◆ WHAT NEEDS TO BE DONE: Please reproduce every entry, keeping each one exact.

[Website and app data records]
++++++++++
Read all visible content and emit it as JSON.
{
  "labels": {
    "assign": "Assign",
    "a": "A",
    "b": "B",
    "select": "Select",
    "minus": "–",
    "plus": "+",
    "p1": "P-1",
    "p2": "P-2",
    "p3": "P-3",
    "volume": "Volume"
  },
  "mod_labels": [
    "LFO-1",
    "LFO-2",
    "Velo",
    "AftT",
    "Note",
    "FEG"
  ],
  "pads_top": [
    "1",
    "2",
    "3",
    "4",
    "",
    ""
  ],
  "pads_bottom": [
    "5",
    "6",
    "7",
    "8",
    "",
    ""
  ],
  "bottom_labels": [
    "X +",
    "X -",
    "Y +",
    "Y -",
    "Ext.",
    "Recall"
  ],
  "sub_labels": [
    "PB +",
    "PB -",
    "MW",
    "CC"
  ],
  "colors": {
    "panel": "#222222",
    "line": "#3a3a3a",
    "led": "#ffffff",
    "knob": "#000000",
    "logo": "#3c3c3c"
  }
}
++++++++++
◆ EXERCISE SOLUTION:
Read all visible content and emit it as JSON.
{
  "labels": {
    "assign": "Assign",
    "a": "A",
    "b": "B",
    "select": "Select",
    "minus": "–",
    "plus": "+",
    "p1": "P-1",
    "p2": "P-2",
    "p3": "P-3",
    "volume": "Volume"
  },
  "mod_labels": [
    "LFO-1",
    "LFO-2",
    "Velo",
    "AftT",
    "Note",
    "FEG"
  ],
  "pads_top": [
    "1",
    "2",
    "3",
    "4",
    "",
    ""
  ],
  "pads_bottom": [
    "5",
    "6",
    "7",
    "8",
    "",
    ""
  ],
  "bottom_labels": [
    "X +",
    "X -",
    "Y +",
    "Y -",
    "Ext.",
    "Recall"
  ],
  "sub_labels": [
    "PB +",
    "PB -",
    "MW",
    "CC"
  ],
  "colors": {
    "panel": "#222222",
    "line": "#3a3a3a",
    "led": "#ffffff",
    "knob": "#000000",
    "logo": "#3c3c3c"
  }
}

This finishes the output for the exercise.